(App and web page records)
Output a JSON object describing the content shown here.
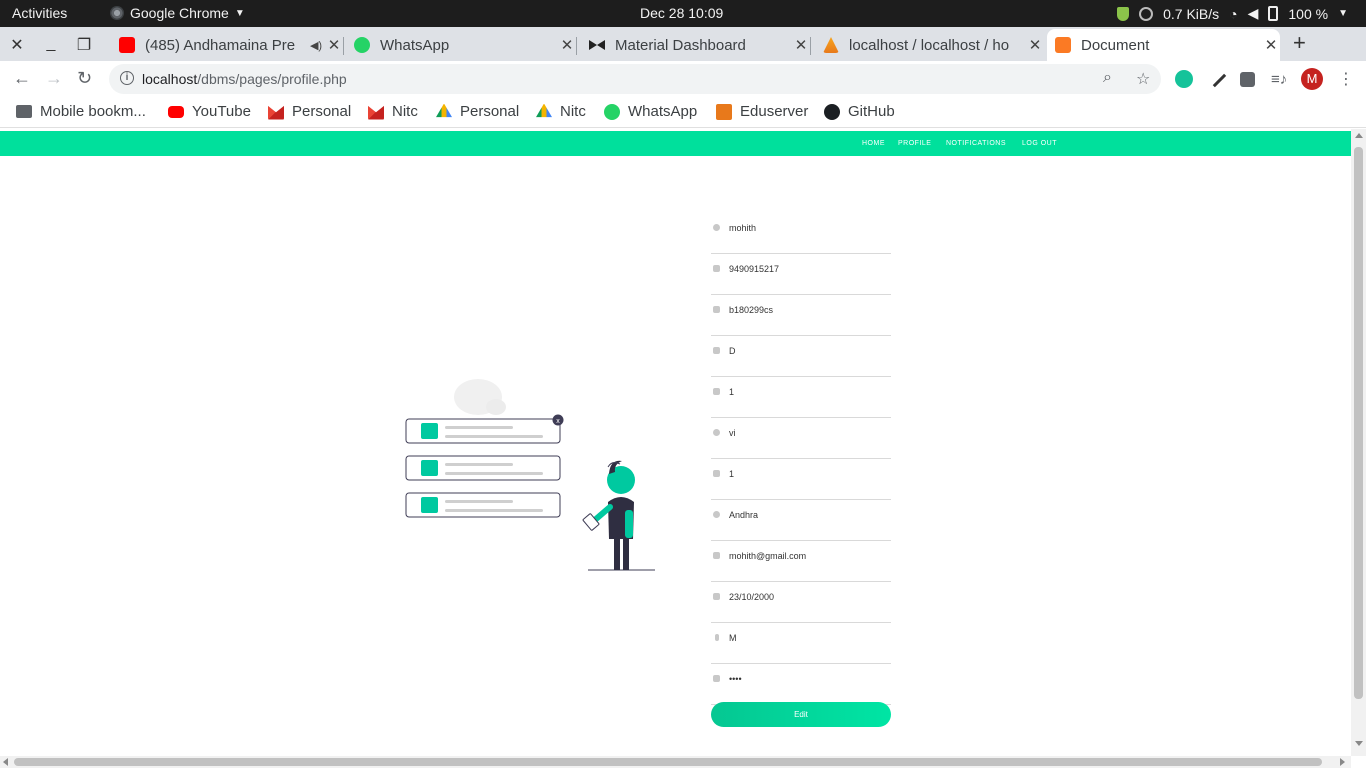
{
  "system": {
    "activities": "Activities",
    "app_name": "Google Chrome",
    "clock": "Dec 28  10:09",
    "net_speed": "0.7 KiB/s",
    "battery": "100 %"
  },
  "tabs": [
    {
      "title": "(485) Andhamaina Pre",
      "icon": "youtube-icon",
      "active": false
    },
    {
      "title": "WhatsApp",
      "icon": "whatsapp-icon",
      "active": false
    },
    {
      "title": "Material Dashboard",
      "icon": "material-dashboard-icon",
      "active": false
    },
    {
      "title": "localhost / localhost / ho",
      "icon": "phpmyadmin-icon",
      "active": false
    },
    {
      "title": "Document",
      "icon": "xampp-icon",
      "active": true
    }
  ],
  "address_bar": {
    "host": "localhost",
    "path": "/dbms/pages/profile.php"
  },
  "bookmarks": [
    {
      "label": "Mobile bookm...",
      "icon": "folder-icon"
    },
    {
      "label": "YouTube",
      "icon": "youtube-icon"
    },
    {
      "label": "Personal",
      "icon": "gmail-icon"
    },
    {
      "label": "Nitc",
      "icon": "gmail-icon"
    },
    {
      "label": "Personal",
      "icon": "google-drive-icon"
    },
    {
      "label": "Nitc",
      "icon": "google-drive-icon"
    },
    {
      "label": "WhatsApp",
      "icon": "whatsapp-icon"
    },
    {
      "label": "Eduserver",
      "icon": "moodle-icon"
    },
    {
      "label": "GitHub",
      "icon": "github-icon"
    }
  ],
  "page": {
    "accent_color": "#00e09c",
    "nav": [
      "HOME",
      "PROFILE",
      "NOTIFICATIONS",
      "LOG OUT"
    ],
    "fields": [
      {
        "icon": "user-icon",
        "value": "mohith",
        "type": "text"
      },
      {
        "icon": "phone-icon",
        "value": "9490915217",
        "type": "text"
      },
      {
        "icon": "id-card-icon",
        "value": "b180299cs",
        "type": "text"
      },
      {
        "icon": "building-icon",
        "value": "D",
        "type": "text"
      },
      {
        "icon": "credit-card-icon",
        "value": "1",
        "type": "text"
      },
      {
        "icon": "users-icon",
        "value": "vi",
        "type": "text"
      },
      {
        "icon": "credit-card-icon",
        "value": "1",
        "type": "text"
      },
      {
        "icon": "search-icon",
        "value": "Andhra",
        "type": "text"
      },
      {
        "icon": "envelope-icon",
        "value": "mohith@gmail.com",
        "type": "text"
      },
      {
        "icon": "calendar-icon",
        "value": "23/10/2000",
        "type": "text"
      },
      {
        "icon": "gender-icon",
        "value": "M",
        "type": "text"
      },
      {
        "icon": "lock-icon",
        "value": "••••",
        "type": "password"
      }
    ],
    "edit_label": "Edit"
  }
}
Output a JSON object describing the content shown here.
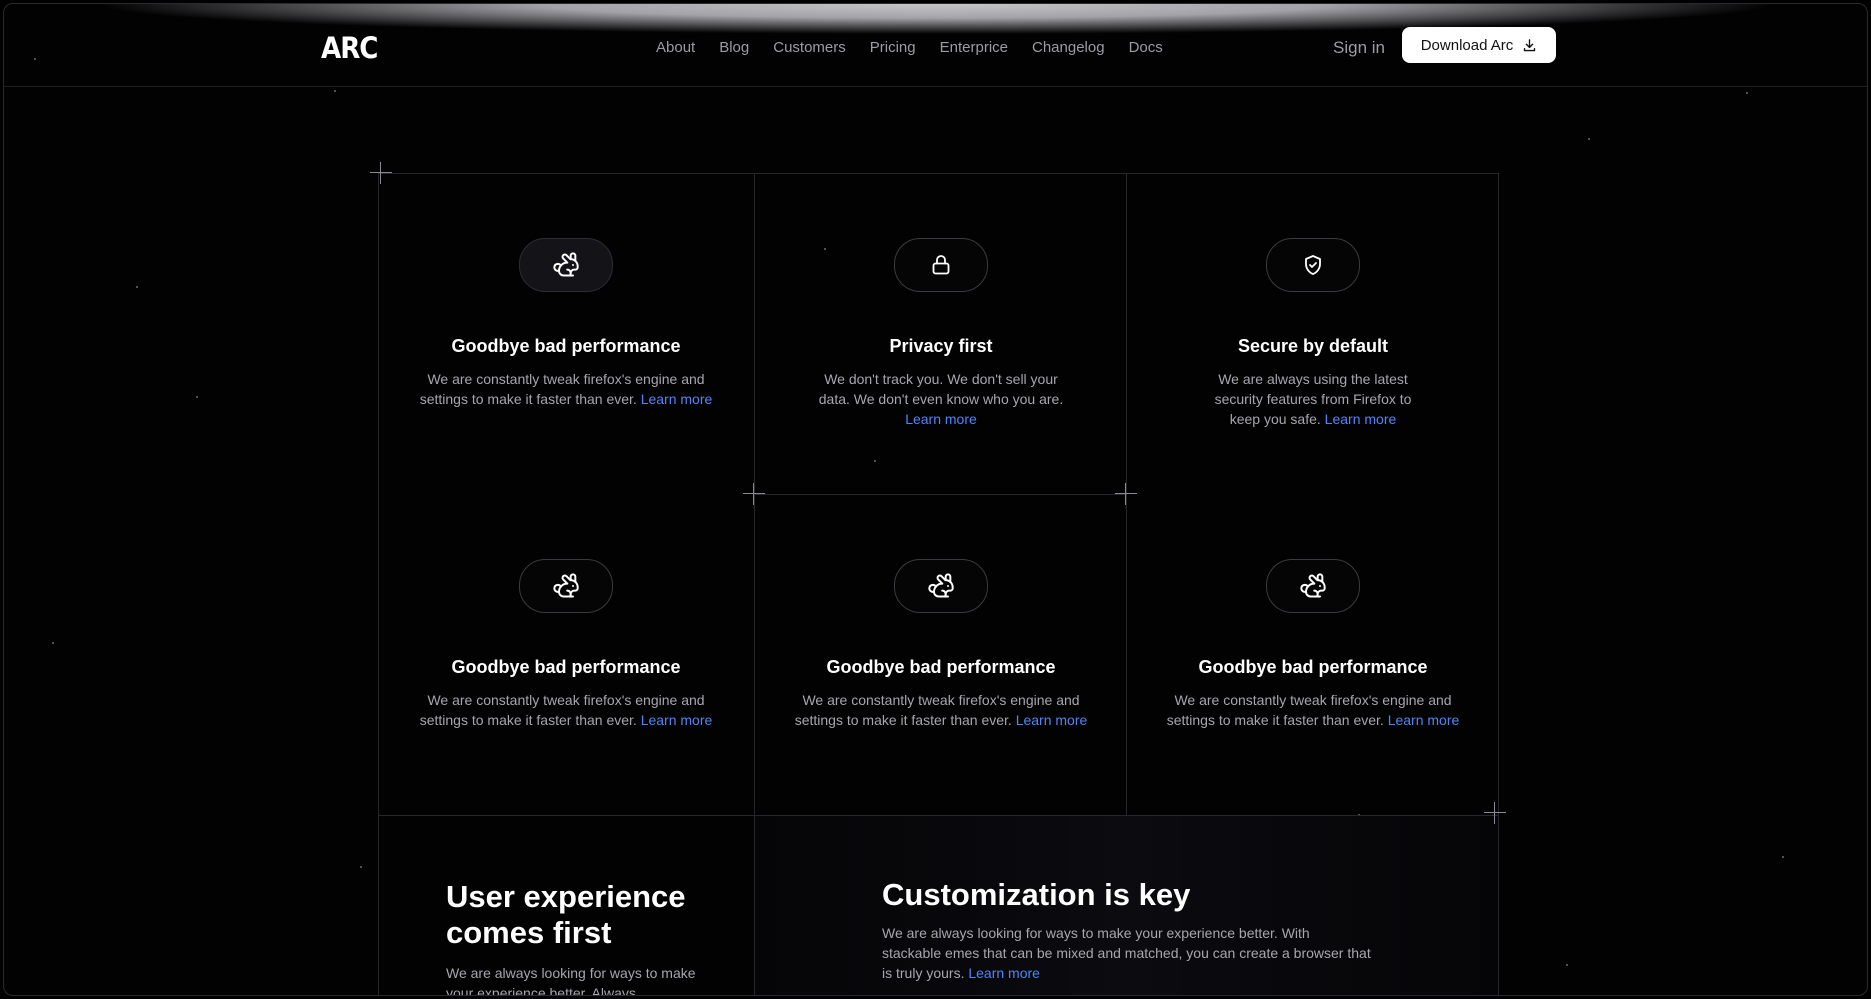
{
  "header": {
    "logo": "ARC",
    "nav": [
      "About",
      "Blog",
      "Customers",
      "Pricing",
      "Enterprice",
      "Changelog",
      "Docs"
    ],
    "signin": "Sign in",
    "download": "Download Arc"
  },
  "cards": [
    {
      "icon": "rabbit-icon",
      "title": "Goodbye bad performance",
      "text": "We are constantly tweak firefox's engine and settings to make it faster than ever.",
      "link": "Learn more"
    },
    {
      "icon": "lock-icon",
      "title": "Privacy first",
      "text": "We don't track you. We don't sell your data. We don't even know who you are.",
      "link": "Learn more"
    },
    {
      "icon": "shield-check-icon",
      "title": "Secure by default",
      "text": "We are always using the latest security features from Firefox to keep you safe.",
      "link": "Learn more"
    },
    {
      "icon": "rabbit-icon",
      "title": "Goodbye bad performance",
      "text": "We are constantly tweak firefox's engine and settings to make it faster than ever.",
      "link": "Learn more"
    },
    {
      "icon": "rabbit-icon",
      "title": "Goodbye bad performance",
      "text": "We are constantly tweak firefox's engine and settings to make it faster than ever.",
      "link": "Learn more"
    },
    {
      "icon": "rabbit-icon",
      "title": "Goodbye bad performance",
      "text": "We are constantly tweak firefox's engine and settings to make it faster than ever.",
      "link": "Learn more"
    }
  ],
  "feature_left": {
    "title": "User experience comes first",
    "text": "We are always looking for ways to make your experience better. Always"
  },
  "feature_right": {
    "title": "Customization is key",
    "text": "We are always looking for ways to make your experience better. With stackable emes that can be mixed and matched, you can create a browser that is truly yours.",
    "link": "Learn more"
  },
  "colors": {
    "accent": "#4f86f7",
    "background": "#000000",
    "border": "#26262b"
  }
}
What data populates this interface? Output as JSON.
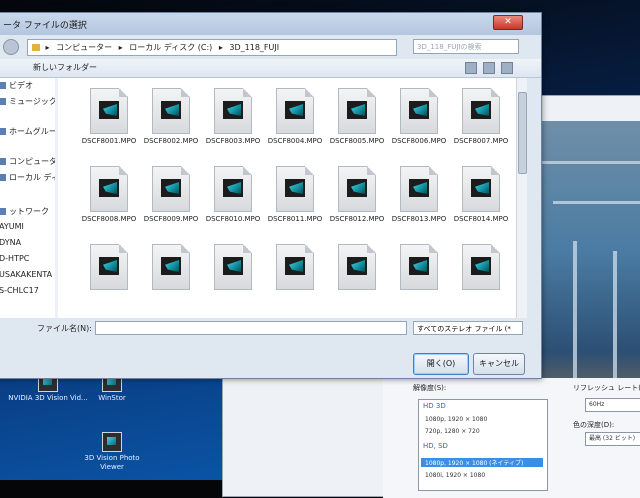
{
  "desktop": {
    "icons": [
      {
        "label": "NVIDIA 3D Vision Vid..."
      },
      {
        "label": "WinStor"
      },
      {
        "label": "3D Vision Photo Viewer"
      }
    ]
  },
  "dialog": {
    "title": "ータ ファイルの選択",
    "close_label": "✕",
    "address": {
      "parts": [
        "コンピューター",
        "ローカル ディスク (C:)",
        "3D_118_FUJI"
      ]
    },
    "search_placeholder": "3D_118_FUJIの検索",
    "toolbar": {
      "new_folder": "新しいフォルダー"
    },
    "nav_items": [
      {
        "label": "ビデオ",
        "icon": "video-icon"
      },
      {
        "label": "ミュージック",
        "icon": "music-icon"
      },
      {
        "label": "ホームグループ",
        "icon": "homegroup-icon"
      },
      {
        "label": "コンピューター",
        "icon": "computer-icon"
      },
      {
        "label": "ローカル ディス",
        "icon": "disk-icon"
      },
      {
        "label": "ットワーク",
        "icon": "network-icon"
      },
      {
        "label": "AYUMI",
        "icon": "pc-icon"
      },
      {
        "label": "DYNA",
        "icon": "pc-icon"
      },
      {
        "label": "D-HTPC",
        "icon": "pc-icon"
      },
      {
        "label": "USAKAKENTA",
        "icon": "pc-icon"
      },
      {
        "label": "S-CHLC17",
        "icon": "pc-icon"
      }
    ],
    "files": [
      "DSCF8001.MPO",
      "DSCF8002.MPO",
      "DSCF8003.MPO",
      "DSCF8004.MPO",
      "DSCF8005.MPO",
      "DSCF8006.MPO",
      "DSCF8007.MPO",
      "DSCF8008.MPO",
      "DSCF8009.MPO",
      "DSCF8010.MPO",
      "DSCF8011.MPO",
      "DSCF8012.MPO",
      "DSCF8013.MPO",
      "DSCF8014.MPO",
      "",
      "",
      "",
      "",
      "",
      "",
      ""
    ],
    "filename_label": "ファイル名(N):",
    "filename_value": "",
    "filetype_value": "すべてのステレオ ファイル (*",
    "open_label": "開く(O)",
    "cancel_label": "キャンセル"
  },
  "settings": {
    "resolution_label": "解像度(S):",
    "refresh_label": "リフレッシュ レート(R)",
    "refresh_value": "60Hz",
    "color_label": "色の深度(D):",
    "color_value": "最高 (32 ビット)",
    "resolutions": [
      {
        "group": "HD 3D"
      },
      {
        "item": "1080p, 1920 × 1080"
      },
      {
        "item": "720p, 1280 × 720"
      },
      {
        "group": "HD, SD"
      },
      {
        "item": "1080p, 1920 × 1080 (ネイティブ)",
        "selected": true
      },
      {
        "item": "1080i, 1920 × 1080"
      }
    ]
  },
  "colors": {
    "accent": "#3a8ee6",
    "desktop": "#0a4a9a"
  }
}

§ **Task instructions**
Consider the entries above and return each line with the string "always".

§ **Output**
      "text": "We are always using the latest security features from Firefox to keep you safe.",
    "text": "We are always looking for ways to make your experience better. Always"
    "text": "We are always looking for ways to make your experience better. With stackable emes that can be mixed and matched, you can create a browser that is truly yours.",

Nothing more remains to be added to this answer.